This story was originally published by the WND News Center.
Just one of the lesser scandals generated by Joe Biden's son, Hunter, is his apparent illegal statement when he bought a handgun.
The New York Post reported that in October 2018 Hunter Biden’s sister-in-law-turned-lover, Hallie Biden allegedly tossed Hunter’s .38-caliber revolver in a dumpster outside a grocery store in Wilmington, Del.
Hallie, who had been married to Hunter’s late brother Beau Biden, reportedly claimed in text messages that she was afraid her boyfriend would "use" the gun, the report said.
The issue is that when Hunter bought the gun he stated he was not using illegal drugs, even though that happened at the height of his self-admitted drug bingeing.
Now government watchdog Judicial Watch has reported getting 487 pages of records from the U.S. Secret Service regarding that scandal.
The watchdog noted that Secret Service officials openly discussed media reports of the agency's involvement, with one finding it "odd" the Secret Service was involved at all.
It's because Joe Biden and Hunter Biden were not getting Secret Service protection at the time.
Another official noted, "Maybe we were asked for a favor?"
Judicial Watch said it is looking into "whether and how the Secret Service intervened for Hunter Biden in an incident involving a gun allegedly owned by him. In September 2022, Judicial Watch filed a Freedom of Information Act (FOIA) lawsuit for records or communications about the reported purchase, possession, and disposal of a firearm owned by Hunter Biden found in a Delaware dumpster in October 2018."
The details about the scandal were passed back and forth among Secret Service officials, with one commenting, "Oh dear…"
The responses included one that said, "It’s kind of odd that we were involved in the missing gun investigation when neither Hunter nor Joe was even receiving USSS [Secret Service] protection at the time? Hmmm," and another that said, "Maybe we were asked for a favor?"
Secret Service officials notified about the events included James Henry, then in charge of the Philadelphia office, Michael D'Ambrosio, assistant director, Steven Stanford, deputy assistant, and Leonza Newsome III, deputy director.
The agency did confirm agents "visited StarQuest Shooters & Survival Supply and asked to take possession of the paperwork Hunter had filled out to purchase a gun there.
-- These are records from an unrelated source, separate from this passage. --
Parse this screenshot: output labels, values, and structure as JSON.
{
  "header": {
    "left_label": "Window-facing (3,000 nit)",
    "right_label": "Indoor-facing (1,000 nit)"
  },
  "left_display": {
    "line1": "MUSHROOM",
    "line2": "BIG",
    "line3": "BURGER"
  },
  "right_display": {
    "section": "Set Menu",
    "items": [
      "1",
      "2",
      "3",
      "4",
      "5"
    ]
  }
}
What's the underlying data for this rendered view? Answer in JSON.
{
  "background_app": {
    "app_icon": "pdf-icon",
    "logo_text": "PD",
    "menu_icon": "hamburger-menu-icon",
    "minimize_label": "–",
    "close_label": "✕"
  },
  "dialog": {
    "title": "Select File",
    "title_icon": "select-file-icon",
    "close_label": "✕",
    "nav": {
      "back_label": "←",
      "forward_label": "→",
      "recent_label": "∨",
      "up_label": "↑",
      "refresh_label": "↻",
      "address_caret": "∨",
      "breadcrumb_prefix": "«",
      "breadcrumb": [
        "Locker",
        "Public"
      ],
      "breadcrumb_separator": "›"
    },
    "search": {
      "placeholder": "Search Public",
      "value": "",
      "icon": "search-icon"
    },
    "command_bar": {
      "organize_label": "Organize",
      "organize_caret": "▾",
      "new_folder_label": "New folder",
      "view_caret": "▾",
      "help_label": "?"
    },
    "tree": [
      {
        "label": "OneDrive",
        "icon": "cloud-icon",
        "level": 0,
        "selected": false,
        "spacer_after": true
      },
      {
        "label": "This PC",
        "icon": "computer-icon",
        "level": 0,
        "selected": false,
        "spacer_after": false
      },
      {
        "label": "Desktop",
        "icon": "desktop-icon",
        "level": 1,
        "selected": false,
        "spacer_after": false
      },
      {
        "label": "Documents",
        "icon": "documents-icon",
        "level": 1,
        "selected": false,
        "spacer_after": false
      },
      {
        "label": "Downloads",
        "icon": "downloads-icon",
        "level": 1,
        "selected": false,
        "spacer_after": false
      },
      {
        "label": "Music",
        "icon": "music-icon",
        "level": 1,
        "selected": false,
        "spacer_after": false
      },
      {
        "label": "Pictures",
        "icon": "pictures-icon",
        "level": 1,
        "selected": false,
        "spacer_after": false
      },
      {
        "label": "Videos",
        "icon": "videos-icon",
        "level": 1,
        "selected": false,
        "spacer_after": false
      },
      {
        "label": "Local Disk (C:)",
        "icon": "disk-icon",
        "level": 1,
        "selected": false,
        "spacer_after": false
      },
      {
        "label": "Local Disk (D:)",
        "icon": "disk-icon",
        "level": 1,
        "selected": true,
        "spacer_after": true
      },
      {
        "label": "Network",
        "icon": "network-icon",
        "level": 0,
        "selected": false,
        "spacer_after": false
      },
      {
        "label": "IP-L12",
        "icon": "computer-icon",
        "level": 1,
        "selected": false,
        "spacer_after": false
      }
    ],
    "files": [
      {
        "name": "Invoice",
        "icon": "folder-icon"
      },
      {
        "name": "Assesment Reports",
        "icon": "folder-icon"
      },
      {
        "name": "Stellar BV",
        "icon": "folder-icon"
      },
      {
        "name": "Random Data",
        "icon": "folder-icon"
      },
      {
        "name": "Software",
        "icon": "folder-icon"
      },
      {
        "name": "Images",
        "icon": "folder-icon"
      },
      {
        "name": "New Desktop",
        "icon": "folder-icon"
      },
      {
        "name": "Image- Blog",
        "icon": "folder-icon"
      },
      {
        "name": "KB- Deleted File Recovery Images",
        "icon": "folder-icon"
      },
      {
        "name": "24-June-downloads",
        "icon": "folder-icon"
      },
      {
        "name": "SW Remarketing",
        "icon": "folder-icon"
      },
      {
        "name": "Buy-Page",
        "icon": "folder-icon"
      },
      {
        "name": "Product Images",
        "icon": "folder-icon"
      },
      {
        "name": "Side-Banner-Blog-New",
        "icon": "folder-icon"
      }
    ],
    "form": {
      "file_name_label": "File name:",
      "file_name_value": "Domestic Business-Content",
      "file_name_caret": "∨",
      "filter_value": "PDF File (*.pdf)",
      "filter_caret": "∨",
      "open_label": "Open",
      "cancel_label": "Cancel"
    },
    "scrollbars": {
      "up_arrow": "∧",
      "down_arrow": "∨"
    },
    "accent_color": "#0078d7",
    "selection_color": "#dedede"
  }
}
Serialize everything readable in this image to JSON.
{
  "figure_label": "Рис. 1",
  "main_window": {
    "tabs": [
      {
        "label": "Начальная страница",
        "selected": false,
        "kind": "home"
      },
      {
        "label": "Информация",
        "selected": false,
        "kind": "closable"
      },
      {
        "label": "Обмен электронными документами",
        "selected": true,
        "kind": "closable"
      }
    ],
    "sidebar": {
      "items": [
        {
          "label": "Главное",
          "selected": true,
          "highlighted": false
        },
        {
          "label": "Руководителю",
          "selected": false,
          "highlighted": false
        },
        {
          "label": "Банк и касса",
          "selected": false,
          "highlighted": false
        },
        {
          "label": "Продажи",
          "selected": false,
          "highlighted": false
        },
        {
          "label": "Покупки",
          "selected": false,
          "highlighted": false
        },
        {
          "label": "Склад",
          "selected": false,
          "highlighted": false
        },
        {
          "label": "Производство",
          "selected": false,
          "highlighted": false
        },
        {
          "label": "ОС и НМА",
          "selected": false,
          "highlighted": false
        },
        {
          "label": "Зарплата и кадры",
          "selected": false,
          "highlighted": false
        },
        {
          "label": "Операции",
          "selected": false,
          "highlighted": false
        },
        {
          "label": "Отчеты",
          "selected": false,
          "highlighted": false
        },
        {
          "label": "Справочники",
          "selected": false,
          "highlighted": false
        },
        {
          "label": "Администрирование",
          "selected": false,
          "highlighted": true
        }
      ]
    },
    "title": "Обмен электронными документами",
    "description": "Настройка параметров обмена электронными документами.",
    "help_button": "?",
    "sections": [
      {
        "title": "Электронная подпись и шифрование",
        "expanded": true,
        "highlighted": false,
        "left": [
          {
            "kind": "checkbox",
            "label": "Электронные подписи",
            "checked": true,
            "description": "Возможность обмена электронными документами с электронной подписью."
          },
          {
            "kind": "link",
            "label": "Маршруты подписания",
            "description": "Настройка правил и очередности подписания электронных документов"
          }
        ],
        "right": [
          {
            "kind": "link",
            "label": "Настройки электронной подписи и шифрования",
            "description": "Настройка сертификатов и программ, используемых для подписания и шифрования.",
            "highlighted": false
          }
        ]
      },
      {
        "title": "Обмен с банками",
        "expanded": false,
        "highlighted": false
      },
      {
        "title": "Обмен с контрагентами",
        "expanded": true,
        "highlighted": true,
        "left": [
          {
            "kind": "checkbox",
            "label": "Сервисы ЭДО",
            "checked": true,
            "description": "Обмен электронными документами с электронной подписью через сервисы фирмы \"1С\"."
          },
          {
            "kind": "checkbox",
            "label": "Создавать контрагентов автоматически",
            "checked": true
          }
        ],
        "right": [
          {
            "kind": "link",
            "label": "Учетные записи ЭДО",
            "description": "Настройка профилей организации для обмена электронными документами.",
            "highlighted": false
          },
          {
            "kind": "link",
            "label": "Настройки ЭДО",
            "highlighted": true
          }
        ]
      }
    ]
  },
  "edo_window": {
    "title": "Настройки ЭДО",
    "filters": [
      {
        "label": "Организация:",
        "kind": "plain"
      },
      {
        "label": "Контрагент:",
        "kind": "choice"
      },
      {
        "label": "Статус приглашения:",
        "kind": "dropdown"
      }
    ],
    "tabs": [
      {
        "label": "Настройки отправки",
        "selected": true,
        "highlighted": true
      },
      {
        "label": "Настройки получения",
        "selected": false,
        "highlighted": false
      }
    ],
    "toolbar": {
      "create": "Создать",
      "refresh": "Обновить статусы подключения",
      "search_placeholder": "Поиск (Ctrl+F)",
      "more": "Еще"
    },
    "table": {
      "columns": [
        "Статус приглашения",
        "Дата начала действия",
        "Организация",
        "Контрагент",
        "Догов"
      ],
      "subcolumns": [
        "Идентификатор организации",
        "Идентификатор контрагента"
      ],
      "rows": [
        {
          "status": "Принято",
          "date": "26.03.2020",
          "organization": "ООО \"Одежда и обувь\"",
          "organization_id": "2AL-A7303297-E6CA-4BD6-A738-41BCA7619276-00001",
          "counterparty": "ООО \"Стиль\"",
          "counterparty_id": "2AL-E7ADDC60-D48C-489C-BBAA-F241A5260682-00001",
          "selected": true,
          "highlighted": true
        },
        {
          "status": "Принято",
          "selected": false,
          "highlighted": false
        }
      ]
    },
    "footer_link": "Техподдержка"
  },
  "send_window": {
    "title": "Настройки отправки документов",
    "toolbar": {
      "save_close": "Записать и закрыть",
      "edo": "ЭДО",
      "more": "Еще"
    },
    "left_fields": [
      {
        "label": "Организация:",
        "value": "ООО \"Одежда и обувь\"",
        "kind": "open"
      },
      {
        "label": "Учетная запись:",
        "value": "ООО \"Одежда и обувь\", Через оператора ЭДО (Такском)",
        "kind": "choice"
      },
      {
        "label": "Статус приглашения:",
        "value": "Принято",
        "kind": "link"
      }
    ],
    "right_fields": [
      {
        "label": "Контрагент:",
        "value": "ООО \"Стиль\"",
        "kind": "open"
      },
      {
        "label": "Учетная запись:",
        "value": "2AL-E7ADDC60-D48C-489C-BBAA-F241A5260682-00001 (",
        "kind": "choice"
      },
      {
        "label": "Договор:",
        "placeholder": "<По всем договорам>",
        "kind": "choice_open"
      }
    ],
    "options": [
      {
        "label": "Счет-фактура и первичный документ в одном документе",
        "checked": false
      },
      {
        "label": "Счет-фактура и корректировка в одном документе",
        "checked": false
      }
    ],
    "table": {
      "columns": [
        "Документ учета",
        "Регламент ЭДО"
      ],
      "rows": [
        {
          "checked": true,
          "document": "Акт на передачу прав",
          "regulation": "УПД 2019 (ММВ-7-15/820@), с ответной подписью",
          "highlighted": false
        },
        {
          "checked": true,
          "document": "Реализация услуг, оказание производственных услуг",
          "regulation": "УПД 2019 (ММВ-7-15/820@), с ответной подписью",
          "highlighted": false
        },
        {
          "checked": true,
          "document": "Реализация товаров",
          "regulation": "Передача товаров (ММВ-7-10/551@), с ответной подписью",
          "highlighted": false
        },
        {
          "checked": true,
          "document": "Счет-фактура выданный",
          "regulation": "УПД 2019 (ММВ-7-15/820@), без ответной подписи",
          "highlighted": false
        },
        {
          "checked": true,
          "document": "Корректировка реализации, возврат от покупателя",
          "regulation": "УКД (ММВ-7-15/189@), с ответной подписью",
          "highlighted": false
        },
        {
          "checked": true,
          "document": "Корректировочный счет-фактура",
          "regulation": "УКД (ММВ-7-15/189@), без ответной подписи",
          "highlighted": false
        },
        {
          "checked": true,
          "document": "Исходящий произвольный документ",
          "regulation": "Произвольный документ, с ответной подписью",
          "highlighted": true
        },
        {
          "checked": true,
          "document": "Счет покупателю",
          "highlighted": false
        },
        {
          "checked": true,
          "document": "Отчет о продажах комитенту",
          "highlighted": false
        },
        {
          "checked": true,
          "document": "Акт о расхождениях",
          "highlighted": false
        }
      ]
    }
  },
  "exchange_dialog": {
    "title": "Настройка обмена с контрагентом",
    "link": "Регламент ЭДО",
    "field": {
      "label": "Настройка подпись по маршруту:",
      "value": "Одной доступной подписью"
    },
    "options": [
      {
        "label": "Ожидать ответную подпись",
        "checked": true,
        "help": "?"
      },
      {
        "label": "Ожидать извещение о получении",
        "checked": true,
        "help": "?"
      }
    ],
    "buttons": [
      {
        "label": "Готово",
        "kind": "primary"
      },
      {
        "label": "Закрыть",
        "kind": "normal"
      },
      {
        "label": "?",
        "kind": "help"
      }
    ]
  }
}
The FBI also had some involvement in the investigation."
But the agency also released a statement about the same time that its agents "had no involvement" in the situation.
The gun shop operators have reported federal officials asked for the paperwork regarding the gun sale.
At one point, a Politico report said it was "curious" that Secret Service agents tried to take control of the paperwork from the gun purchase.
Further, Judicial Watch reported, text messages from Hunter Biden's abandoned laptop confirmed, "She stole the gun out of my trunk lock box and threw it in a garbage can full to the top at Jansens [sic]. Then told me it was my problem to deal with."
Tom Fitton, of Judicial Watch, pointed out, "These new documents suggest that one can’t take at face value the Secret Service’s denial that it wasn’t involved in the Hunter Biden gun cover-up."
National Review reported when Hunter Biden answered "no" to the question, "Are you an unlawful user of, or addicted to, marijuana or any depressant, stimulant, narcotic drug, or any other controlled substance?" he may have committed a felony.
The question was part of a background check in order for him to purchase the gun.
The report confirmed, "Hunter Biden has battled drug addiction through much of his adult life, and was discharged from the Navy in 2014 after failing a drug test. The president’s son was stopped by police with a crack pipe in his car in 2017, and an assailant aimed a gun at him while he was trying to purchase cocaine in Los Angeles in 2016."